Hand back all of the records exactly as they read.
START Data for this task
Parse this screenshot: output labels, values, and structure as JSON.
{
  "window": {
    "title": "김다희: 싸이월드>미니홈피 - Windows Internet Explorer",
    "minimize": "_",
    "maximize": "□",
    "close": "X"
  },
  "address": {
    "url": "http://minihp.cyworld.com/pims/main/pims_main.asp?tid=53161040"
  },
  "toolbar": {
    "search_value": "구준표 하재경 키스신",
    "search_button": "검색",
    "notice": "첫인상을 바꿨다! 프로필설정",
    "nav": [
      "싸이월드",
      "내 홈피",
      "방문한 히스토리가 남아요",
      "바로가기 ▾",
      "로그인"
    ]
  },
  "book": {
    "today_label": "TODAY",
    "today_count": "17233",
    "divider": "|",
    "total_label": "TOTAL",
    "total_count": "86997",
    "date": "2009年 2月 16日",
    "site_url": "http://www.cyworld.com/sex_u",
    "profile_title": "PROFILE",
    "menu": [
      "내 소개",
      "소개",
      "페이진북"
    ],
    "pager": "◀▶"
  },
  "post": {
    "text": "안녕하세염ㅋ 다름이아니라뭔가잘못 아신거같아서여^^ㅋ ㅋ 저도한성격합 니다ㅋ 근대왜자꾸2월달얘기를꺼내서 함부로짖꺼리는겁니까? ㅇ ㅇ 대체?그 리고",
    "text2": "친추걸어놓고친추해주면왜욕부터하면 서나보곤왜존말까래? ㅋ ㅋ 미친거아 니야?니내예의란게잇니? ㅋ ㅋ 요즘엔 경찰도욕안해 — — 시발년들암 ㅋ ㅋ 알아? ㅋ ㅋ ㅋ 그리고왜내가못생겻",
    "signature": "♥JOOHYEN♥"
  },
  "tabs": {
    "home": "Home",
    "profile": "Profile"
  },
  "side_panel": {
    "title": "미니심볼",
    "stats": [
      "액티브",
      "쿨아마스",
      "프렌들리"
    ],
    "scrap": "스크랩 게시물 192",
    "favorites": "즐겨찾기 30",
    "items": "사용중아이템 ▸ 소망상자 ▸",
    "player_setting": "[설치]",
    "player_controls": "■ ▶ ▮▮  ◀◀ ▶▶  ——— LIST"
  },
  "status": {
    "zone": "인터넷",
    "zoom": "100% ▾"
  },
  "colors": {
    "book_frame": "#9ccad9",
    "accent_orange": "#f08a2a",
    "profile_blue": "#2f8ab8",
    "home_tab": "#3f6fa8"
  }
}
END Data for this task
◆ Your solution ◆
Parse this screenshot: output labels, values, and structure as JSON.
{
  "window": {
    "title": "김다희: 싸이월드>미니홈피 - Windows Internet Explorer",
    "minimize": "_",
    "maximize": "□",
    "close": "X"
  },
  "address": {
    "url": "http://minihp.cyworld.com/pims/main/pims_main.asp?tid=53161040"
  },
  "toolbar": {
    "search_value": "구준표 하재경 키스신",
    "search_button": "검색",
    "notice": "첫인상을 바꿨다! 프로필설정",
    "nav": [
      "싸이월드",
      "내 홈피",
      "방문한 히스토리가 남아요",
      "바로가기 ▾",
      "로그인"
    ]
  },
  "book": {
    "today_label": "TODAY",
    "today_count": "17233",
    "divider": "|",
    "total_label": "TOTAL",
    "total_count": "86997",
    "date": "2009年 2月 16日",
    "site_url": "http://www.cyworld.com/sex_u",
    "profile_title": "PROFILE",
    "menu": [
      "내 소개",
      "소개",
      "페이진북"
    ],
    "pager": "◀▶"
  },
  "post": {
    "text": "안녕하세염ㅋ 다름이아니라뭔가잘못 아신거같아서여^^ㅋ ㅋ 저도한성격합 니다ㅋ 근대왜자꾸2월달얘기를꺼내서 함부로짖꺼리는겁니까? ㅇ ㅇ 대체?그 리고",
    "text2": "친추걸어놓고친추해주면왜욕부터하면 서나보곤왜존말까래? ㅋ ㅋ 미친거아 니야?니내예의란게잇니? ㅋ ㅋ 요즘엔 경찰도욕안해 — — 시발년들암 ㅋ ㅋ 알아? ㅋ ㅋ ㅋ 그리고왜내가못생겻",
    "signature": "♥JOOHYEN♥"
  },
  "tabs": {
    "home": "Home",
    "profile": "Profile"
  },
  "side_panel": {
    "title": "미니심볼",
    "stats": [
      "액티브",
      "쿨아마스",
      "프렌들리"
    ],
    "scrap": "스크랩 게시물 192",
    "favorites": "즐겨찾기 30",
    "items": "사용중아이템 ▸ 소망상자 ▸",
    "player_setting": "[설치]",
    "player_controls": "■ ▶ ▮▮  ◀◀ ▶▶  ——— LIST"
  },
  "status": {
    "zone": "인터넷",
    "zoom": "100% ▾"
  },
  "colors": {
    "book_frame": "#9ccad9",
    "accent_orange": "#f08a2a",
    "profile_blue": "#2f8ab8",
    "home_tab": "#3f6fa8"
  }
}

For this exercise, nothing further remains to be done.